THURSDAY, JULY 23, 1998 --
Fat Boy the Frequent Flyer had wanted to ride the subway, to do it the right way, but life intervened. So he slid into his Jeep, aimed it toward the Brooklyn Bridge and headed for home.
Funny that Fat Boy still thought of Brooklyn as home. It had been a long time since he had visited, almost ten years since he had finally moved away forever and more than 20 years since he had started flying all over the world. Still, for all the miles, Brooklyn was home, and Fat Boy was going home again.
Home to see a hotel. What a concept. Brooklyn with a hotel.
Fat Boy knew a lot of business travelers wouldn't get it. What's the big deal about another Marriott? Every place has a Marriott. Moscow has a Marriott. Why should it be news, why should it matter, that Brooklyn had a Marriott?
If you grew up in Brooklyn, you would understand. When you grew up in the fourth-largest city in America, you always made excuses for what wasn't there. Things like hotels and newspapers and airports. Somehow, Brooklyn never had any of the stuff that went with being the fourth-largest city in America.
Yeah, Brooklyn is larger than Philadelphia, but, no, sorry, we don't have a television station. Oh, yeah, absolutely, two million people live here, more than Atlanta, but, no, sorry, there's no newspaper. The Dodgers? Moved to LA, give us a break already. Ebbets Field? Knocked it down 40 freakin' years ago. Don't you know that song--"Oh, there used to be a ballpark right here"--yeah, yeah, that's about Ebbets Field. I guess we could drive by where it used to be. The family? Moved to Jersey or somewhere. No, we don't have a Six Flags or a Busch Gardens, but, you know, your kids would like Coney Island. Hotels? Uh, sorry, all our hotels are in "the City," which is what everybody who ever lived in Brooklyn called Manhattan.
That's when Fat Boy the Frequent Flyer realized that he was talking to himself. He shook his head. Silly, he thought. But that's why this damned hotel is so important. It's like two million people climbing on their rooftops and yelling, "Hey, we're still here, we matter, we got a hotel now."
Fat Boy's reveries ended the moment he pulled up to the hotel--a wide, bright building in a new complex of office towers--and maneuvered his way down into the parking lot.

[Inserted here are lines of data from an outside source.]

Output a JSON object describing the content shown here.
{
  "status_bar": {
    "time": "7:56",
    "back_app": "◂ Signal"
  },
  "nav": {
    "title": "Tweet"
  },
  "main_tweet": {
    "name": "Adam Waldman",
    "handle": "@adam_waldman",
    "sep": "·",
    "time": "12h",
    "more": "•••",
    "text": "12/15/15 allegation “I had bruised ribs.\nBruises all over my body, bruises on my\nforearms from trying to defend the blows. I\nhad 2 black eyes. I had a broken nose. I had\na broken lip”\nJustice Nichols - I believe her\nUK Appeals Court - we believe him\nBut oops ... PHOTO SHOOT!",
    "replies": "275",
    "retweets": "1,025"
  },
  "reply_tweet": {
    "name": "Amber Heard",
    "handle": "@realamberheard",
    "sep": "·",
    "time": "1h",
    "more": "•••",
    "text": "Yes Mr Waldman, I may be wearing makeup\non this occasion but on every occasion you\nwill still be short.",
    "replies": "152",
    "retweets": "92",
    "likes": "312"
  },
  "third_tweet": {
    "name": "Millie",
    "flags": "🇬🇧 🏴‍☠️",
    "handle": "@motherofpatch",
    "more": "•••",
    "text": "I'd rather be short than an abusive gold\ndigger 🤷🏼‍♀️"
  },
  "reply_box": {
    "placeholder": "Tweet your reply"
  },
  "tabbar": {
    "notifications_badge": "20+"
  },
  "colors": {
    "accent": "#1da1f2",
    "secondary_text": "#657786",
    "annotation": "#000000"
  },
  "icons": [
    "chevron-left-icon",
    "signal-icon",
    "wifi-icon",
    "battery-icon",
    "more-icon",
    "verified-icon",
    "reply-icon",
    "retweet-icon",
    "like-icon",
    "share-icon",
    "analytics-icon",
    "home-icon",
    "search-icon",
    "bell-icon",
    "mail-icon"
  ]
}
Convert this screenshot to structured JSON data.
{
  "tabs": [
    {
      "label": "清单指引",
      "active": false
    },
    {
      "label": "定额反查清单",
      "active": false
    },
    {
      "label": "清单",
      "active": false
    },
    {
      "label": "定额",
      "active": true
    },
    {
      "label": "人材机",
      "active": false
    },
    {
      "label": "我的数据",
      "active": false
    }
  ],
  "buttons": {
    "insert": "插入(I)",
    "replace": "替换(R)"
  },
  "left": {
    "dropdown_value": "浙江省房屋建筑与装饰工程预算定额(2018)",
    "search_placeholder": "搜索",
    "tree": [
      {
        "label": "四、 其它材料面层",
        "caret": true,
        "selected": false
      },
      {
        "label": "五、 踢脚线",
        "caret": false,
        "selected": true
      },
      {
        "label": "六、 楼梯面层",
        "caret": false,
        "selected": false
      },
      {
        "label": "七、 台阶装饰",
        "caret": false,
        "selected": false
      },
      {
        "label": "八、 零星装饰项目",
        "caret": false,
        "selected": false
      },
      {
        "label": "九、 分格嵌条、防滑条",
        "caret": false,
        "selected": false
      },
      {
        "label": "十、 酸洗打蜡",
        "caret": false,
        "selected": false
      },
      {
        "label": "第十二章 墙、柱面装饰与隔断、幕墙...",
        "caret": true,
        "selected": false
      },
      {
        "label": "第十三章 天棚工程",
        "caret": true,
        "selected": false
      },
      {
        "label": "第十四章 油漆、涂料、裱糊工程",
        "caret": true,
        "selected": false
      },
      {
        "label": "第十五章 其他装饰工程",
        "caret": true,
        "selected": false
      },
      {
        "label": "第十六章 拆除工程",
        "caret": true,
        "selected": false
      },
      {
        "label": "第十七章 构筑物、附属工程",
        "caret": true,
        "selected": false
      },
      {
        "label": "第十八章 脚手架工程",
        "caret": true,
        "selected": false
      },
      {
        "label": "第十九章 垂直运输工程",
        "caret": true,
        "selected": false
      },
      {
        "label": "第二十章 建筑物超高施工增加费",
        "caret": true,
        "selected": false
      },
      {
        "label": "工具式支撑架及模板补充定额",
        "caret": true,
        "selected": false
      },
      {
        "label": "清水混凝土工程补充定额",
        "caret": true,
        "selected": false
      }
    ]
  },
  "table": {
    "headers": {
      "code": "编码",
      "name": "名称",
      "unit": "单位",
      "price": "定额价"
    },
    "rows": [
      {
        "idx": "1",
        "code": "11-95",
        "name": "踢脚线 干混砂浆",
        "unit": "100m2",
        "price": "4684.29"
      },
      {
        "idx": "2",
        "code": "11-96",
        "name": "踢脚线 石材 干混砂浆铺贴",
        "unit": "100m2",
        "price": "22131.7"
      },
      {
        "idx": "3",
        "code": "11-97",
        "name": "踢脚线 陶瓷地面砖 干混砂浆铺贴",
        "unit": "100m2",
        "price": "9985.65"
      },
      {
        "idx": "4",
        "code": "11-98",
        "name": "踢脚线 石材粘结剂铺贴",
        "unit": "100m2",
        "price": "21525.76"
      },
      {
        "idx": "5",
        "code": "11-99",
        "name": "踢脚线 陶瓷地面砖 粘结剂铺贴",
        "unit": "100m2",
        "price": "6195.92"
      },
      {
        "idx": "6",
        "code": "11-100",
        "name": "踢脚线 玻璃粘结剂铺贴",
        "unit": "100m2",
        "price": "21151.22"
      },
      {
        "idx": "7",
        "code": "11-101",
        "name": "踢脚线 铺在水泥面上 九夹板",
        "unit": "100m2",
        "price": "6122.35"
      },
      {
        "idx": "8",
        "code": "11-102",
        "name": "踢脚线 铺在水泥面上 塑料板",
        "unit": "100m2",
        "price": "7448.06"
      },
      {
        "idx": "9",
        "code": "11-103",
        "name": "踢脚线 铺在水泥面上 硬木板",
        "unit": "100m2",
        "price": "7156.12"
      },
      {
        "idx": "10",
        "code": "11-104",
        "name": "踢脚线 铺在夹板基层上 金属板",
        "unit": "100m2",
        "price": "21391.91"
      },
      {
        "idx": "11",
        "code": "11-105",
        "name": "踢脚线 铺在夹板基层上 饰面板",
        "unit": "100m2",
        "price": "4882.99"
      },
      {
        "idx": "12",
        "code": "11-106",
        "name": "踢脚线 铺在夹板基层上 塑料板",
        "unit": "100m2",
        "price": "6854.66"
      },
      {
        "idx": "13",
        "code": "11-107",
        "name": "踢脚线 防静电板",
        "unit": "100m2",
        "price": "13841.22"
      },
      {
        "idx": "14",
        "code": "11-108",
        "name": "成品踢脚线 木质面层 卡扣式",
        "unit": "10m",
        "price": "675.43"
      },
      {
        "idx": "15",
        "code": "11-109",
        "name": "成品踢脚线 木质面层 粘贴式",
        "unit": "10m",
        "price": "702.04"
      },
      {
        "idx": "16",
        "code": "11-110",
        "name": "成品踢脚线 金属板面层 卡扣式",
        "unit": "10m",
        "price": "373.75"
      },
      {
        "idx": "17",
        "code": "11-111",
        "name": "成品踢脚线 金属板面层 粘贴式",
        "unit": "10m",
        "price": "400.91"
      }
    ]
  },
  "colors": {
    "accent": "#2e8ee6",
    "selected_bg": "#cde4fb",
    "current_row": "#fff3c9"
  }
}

"Ten dollars," said the distracted attendant.
"In advance?" asked Fat Boy.
"Yeah, in advance," said the attendant.
"Welcome home," Fat Boy said to himself as he fished for his wallet and found a bill. The attendant handed him a claim check and walked away, so Fat Boy grabbed his briefcase, got out of the Jeep and started walking up the ramp.
"No, no, no," yelled the attendant from behind. "You park yourself. Drive down the ramp, make two right turns and look for a spot."
Fat Boy just smiled. This was Brooklyn, after all. If it were easy, or even logical, it would be no fun at all.
When he finally made it to the hotel lobby, Fat Boy was shocked by the throngs of guests shuffling between conference rooms. The hotel was only open two weeks, a small army of construction workers was still scurrying from task to task and the "grand opening" was months away, yet the hotel was already packed. Later he learned that the 376-room hotel was already selling out on some nights.
"This is good, this is right," Fat Boy said to himself as he wandered around the hotel and poked his head into the meeting rooms, the health club, the restaurant and a few of the guestrooms. Except for some concessions to Brooklyn's ethnic constituencies, a copious amount of Brooklyn-themed artwork and a newsstand selling Brooklyn post cards--he fingered a photo of an ancient Kishke stand and wondered what out of towners would make of it--this could have been the Marriott Anywhere.
But the point of it all was that it was the Marriott Brooklyn. It was here. It was real. It didn't matter that the hotel was officially called the New York Marriott Brooklyn. And although it was nice to know that 65 percent of the employees of the hotel actually lived in Brooklyn, that didn't matter, either.
All that mattered, Fat Boy knew, was that Brooklyn finally had a hotel. America and the world could come to Brooklyn now and order room service and pay too much for overnight dry cleaning. Frequent flyers could tell their spouses and their families they were going to Brooklyn on business. People would come over the Brooklyn Bridge and now they could stay if they wanted to stay.
After a while, Fat Boy the Frequent Flyer made his way back to his Jeep. He had to get to the airport for a 5:30 p.m. flight, but he knew there was time. So he drove down Flatbush Avenue, wound his way through Prospect Park and kept driving until he reached Coney Island.
It was a hot and steamy July day and the beach and the Boardwalk were crowded. It didn't take long before someone noticed Fat Boy was wearing a tie and a jacket.
" 'Ey, suit!" yelled a shirtless guy in cut-off jeans. "Shouldn't you be in the office?"
This column originally appeared at biztravel.com